(Entries taken from a collection)
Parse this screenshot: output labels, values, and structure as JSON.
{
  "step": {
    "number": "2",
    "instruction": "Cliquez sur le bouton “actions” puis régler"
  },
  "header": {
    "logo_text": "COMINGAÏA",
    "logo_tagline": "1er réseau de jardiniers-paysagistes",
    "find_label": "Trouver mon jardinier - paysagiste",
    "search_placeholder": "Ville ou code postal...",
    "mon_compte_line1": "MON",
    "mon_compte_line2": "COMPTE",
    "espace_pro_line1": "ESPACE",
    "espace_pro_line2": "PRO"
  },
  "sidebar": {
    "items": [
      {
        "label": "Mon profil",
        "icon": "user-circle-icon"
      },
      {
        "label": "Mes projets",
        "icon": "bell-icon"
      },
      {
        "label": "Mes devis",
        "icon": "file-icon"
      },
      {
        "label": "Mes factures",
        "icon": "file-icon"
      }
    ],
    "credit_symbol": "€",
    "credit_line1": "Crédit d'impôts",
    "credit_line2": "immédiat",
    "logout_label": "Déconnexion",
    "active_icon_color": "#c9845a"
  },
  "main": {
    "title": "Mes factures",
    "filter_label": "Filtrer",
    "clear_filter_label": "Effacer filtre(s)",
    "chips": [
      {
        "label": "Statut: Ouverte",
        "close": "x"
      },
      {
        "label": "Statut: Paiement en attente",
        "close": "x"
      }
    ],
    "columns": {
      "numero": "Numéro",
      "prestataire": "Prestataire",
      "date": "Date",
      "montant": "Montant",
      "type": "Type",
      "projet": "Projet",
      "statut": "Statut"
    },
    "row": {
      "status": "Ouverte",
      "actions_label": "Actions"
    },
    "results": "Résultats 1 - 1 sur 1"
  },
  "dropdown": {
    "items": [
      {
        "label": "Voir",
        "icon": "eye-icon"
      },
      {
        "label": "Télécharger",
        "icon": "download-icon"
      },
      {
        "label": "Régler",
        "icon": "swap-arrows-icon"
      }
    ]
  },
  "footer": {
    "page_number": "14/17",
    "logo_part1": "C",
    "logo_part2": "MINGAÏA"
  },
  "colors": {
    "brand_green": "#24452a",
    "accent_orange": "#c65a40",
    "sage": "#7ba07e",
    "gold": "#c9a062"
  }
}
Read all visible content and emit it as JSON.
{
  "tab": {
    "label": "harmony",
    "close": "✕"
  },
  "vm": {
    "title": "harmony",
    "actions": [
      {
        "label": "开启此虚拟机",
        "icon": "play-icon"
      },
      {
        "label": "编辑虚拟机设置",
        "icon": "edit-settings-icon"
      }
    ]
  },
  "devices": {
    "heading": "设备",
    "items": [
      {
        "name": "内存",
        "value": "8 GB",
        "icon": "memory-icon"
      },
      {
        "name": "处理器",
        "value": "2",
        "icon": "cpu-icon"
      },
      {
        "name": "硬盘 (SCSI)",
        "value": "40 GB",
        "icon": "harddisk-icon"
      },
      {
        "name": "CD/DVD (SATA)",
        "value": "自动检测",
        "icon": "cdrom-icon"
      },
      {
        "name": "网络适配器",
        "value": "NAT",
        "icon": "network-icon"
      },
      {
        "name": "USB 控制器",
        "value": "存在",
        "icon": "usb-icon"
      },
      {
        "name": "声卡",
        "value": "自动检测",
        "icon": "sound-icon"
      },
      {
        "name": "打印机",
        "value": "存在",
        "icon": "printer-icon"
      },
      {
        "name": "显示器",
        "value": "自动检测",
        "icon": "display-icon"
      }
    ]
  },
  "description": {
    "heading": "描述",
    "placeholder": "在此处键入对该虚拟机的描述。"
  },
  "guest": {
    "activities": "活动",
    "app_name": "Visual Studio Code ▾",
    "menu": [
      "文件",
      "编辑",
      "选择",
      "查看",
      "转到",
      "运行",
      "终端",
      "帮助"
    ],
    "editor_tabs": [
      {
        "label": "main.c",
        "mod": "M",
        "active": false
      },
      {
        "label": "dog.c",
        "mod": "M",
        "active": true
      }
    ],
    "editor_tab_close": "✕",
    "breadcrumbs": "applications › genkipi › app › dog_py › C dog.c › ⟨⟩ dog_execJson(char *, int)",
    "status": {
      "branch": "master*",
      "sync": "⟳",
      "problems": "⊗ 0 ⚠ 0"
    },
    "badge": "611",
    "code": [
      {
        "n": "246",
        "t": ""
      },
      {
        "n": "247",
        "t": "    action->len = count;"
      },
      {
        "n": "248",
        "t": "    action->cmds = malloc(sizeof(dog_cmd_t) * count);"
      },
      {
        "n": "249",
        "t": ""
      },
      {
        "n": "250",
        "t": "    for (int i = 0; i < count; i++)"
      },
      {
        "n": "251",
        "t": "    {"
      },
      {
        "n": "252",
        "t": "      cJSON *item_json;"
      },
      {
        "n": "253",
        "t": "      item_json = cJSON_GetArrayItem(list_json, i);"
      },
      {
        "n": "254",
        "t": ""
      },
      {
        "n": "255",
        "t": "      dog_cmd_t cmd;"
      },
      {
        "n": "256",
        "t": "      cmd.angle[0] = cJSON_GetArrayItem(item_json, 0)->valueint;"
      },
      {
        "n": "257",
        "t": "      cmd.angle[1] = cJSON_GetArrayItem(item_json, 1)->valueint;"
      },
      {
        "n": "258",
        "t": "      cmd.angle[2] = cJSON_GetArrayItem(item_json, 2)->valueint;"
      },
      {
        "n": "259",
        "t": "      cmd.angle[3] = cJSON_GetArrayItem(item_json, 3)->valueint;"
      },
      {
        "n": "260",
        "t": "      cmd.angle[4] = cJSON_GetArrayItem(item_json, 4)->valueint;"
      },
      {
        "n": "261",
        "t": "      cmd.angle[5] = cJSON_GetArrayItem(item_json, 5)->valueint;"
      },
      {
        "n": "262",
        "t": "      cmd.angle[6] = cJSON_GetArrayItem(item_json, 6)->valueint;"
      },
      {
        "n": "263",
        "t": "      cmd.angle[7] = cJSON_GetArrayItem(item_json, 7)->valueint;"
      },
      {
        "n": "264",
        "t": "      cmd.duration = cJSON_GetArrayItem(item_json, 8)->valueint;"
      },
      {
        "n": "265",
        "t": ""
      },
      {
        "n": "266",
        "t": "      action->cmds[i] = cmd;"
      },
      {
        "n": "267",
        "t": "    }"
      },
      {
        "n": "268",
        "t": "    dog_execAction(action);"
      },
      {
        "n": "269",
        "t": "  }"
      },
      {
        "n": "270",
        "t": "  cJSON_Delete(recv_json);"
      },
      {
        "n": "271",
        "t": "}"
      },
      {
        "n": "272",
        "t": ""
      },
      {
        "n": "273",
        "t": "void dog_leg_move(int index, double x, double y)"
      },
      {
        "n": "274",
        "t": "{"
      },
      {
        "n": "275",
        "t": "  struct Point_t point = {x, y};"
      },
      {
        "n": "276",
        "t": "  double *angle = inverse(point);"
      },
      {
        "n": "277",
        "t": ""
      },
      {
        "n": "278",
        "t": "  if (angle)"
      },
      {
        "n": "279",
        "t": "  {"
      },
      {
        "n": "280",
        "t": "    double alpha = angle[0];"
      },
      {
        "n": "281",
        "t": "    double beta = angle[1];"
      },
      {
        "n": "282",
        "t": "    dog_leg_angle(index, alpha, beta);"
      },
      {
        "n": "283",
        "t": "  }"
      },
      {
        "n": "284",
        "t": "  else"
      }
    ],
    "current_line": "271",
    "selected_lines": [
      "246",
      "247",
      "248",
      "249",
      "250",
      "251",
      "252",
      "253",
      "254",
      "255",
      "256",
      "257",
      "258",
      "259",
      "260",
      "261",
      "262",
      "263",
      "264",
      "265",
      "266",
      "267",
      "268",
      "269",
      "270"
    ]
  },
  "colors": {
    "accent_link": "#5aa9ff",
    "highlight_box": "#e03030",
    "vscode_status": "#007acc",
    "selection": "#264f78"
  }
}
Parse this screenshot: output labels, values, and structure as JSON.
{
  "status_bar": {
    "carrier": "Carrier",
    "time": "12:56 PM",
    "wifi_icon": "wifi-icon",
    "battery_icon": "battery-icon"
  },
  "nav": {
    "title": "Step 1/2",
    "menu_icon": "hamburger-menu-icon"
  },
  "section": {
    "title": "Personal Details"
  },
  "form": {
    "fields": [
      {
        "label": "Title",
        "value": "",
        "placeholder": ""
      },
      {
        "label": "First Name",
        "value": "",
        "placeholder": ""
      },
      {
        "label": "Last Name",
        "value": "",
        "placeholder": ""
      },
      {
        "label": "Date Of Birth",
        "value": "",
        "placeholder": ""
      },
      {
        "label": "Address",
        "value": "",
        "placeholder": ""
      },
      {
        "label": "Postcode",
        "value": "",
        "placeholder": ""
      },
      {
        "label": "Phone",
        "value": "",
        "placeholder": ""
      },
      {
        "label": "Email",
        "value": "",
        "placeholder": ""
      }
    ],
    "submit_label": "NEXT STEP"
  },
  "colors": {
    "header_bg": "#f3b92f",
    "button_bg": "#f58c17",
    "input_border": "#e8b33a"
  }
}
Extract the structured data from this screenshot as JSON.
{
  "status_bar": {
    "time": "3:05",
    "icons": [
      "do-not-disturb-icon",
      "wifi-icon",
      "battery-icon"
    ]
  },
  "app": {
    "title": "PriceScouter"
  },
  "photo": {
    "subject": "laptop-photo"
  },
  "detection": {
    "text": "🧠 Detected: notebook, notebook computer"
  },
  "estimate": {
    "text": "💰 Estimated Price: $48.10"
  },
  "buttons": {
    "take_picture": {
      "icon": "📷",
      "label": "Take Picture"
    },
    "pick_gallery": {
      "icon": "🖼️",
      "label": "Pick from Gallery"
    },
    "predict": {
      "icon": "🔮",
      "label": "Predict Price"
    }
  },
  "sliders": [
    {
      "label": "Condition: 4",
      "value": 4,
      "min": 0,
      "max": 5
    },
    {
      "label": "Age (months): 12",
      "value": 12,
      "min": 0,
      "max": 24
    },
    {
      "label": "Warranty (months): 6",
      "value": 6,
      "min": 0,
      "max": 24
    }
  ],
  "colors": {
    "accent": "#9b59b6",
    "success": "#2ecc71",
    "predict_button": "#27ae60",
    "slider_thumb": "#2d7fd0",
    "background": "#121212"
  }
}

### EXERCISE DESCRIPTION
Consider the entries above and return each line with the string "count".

### RESULT
        "t": "    action->len = count;"
        "t": "    action->cmds = malloc(sizeof(dog_cmd_t) * count);"
        "t": "    for (int i = 0; i < count; i++)"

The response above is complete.